__What to do__. Only lines containing "selection" belong in the answer, each copied from the entries below.

__Source material__.
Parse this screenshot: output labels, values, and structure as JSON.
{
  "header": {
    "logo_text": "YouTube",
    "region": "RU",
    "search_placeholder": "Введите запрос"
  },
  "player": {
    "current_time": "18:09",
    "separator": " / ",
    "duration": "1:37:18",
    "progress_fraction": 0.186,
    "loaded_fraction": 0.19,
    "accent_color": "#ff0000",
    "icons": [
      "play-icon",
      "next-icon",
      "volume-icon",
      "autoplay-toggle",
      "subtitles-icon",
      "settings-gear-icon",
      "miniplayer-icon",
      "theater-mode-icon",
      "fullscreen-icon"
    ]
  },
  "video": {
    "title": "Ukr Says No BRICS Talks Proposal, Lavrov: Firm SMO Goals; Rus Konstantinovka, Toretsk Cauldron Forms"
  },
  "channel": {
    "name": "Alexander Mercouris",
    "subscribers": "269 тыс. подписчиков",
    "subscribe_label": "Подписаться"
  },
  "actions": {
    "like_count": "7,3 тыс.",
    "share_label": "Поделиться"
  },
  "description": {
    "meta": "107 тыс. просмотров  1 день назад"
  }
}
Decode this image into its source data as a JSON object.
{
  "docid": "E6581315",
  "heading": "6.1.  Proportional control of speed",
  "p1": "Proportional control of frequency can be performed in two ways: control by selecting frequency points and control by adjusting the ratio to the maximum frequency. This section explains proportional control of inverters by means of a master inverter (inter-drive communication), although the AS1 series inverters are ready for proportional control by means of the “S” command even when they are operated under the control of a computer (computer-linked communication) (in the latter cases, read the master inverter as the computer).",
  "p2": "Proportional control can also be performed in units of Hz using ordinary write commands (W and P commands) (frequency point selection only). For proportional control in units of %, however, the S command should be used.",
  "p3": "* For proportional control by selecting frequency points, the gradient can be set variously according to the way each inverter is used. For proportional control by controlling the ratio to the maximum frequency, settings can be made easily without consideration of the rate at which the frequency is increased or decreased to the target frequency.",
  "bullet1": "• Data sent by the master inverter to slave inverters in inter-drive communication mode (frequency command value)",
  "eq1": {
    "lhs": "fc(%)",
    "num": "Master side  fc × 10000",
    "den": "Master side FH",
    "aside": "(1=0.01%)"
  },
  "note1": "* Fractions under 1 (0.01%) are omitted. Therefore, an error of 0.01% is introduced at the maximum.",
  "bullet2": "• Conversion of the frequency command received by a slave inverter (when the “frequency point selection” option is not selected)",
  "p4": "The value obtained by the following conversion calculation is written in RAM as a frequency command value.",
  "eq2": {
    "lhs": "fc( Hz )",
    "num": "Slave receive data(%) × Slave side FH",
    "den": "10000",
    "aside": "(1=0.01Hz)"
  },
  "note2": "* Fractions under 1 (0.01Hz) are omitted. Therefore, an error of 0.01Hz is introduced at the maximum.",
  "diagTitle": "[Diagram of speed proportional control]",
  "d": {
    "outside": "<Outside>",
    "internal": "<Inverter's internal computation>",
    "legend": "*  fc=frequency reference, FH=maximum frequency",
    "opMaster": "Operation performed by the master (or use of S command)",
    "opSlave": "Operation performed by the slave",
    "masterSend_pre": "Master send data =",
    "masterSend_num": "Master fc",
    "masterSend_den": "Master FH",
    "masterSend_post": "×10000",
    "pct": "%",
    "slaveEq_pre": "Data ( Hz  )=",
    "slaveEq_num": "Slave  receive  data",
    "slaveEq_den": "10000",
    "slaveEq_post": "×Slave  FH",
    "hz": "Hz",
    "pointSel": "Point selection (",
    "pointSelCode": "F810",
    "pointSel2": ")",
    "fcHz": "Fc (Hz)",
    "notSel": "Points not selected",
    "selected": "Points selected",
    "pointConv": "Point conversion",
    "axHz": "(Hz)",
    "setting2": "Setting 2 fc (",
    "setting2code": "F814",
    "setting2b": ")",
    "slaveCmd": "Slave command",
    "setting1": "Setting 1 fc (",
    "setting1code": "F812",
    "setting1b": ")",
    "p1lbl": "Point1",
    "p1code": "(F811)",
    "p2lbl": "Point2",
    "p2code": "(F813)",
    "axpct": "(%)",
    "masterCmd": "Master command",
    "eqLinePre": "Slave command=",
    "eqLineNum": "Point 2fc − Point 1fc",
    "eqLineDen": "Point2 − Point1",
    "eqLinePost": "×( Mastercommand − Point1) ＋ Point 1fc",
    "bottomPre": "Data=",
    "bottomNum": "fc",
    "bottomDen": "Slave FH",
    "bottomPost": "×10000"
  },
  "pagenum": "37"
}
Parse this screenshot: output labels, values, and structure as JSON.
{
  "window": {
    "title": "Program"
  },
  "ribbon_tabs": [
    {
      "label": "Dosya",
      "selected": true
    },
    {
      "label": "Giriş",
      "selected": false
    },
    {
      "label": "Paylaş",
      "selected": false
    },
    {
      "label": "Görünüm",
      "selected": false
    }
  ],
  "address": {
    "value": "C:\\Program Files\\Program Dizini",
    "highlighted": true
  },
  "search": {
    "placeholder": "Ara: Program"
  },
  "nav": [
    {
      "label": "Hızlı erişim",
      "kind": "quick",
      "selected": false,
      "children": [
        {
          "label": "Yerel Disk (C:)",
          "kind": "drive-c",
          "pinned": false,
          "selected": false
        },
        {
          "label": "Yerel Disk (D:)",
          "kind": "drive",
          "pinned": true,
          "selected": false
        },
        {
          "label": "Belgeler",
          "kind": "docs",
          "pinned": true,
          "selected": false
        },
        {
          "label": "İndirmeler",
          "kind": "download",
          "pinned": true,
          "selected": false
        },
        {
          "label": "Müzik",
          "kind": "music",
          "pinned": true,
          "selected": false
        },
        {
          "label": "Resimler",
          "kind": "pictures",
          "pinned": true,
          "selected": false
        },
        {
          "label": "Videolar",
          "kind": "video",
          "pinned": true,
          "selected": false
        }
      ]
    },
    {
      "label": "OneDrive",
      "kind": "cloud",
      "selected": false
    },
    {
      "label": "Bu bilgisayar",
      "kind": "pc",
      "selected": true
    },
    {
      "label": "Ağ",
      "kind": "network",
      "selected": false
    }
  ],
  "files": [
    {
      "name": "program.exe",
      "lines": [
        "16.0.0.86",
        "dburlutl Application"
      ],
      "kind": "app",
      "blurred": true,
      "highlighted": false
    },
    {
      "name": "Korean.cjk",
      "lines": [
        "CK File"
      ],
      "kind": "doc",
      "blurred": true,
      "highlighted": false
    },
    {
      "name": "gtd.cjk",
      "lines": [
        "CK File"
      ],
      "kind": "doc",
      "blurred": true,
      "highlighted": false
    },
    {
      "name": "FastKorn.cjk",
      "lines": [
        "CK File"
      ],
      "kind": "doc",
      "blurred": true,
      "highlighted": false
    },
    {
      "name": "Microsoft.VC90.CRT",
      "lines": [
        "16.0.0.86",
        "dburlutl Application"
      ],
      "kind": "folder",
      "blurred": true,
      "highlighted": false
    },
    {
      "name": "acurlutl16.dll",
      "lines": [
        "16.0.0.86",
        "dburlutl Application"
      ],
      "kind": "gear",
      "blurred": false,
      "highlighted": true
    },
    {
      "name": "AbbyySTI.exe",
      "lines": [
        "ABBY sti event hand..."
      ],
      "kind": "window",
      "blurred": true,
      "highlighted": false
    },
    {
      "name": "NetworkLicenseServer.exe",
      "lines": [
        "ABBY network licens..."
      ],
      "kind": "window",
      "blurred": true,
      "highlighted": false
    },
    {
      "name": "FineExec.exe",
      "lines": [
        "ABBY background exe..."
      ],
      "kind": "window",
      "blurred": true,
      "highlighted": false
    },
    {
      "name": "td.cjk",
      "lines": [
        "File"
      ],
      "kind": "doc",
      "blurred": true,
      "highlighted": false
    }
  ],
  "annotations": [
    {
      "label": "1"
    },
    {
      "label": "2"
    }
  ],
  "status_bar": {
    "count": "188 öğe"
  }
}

__Exercise response__.
  "p2": "Proportional control can also be performed in units of Hz using ordinary write commands (W and P commands) (frequency point selection only). For proportional control in units of %, however, the S command should be used.",
  "bullet2": "• Conversion of the frequency command received by a slave inverter (when the “frequency point selection” option is not selected)",
    "pointSel": "Point selection (",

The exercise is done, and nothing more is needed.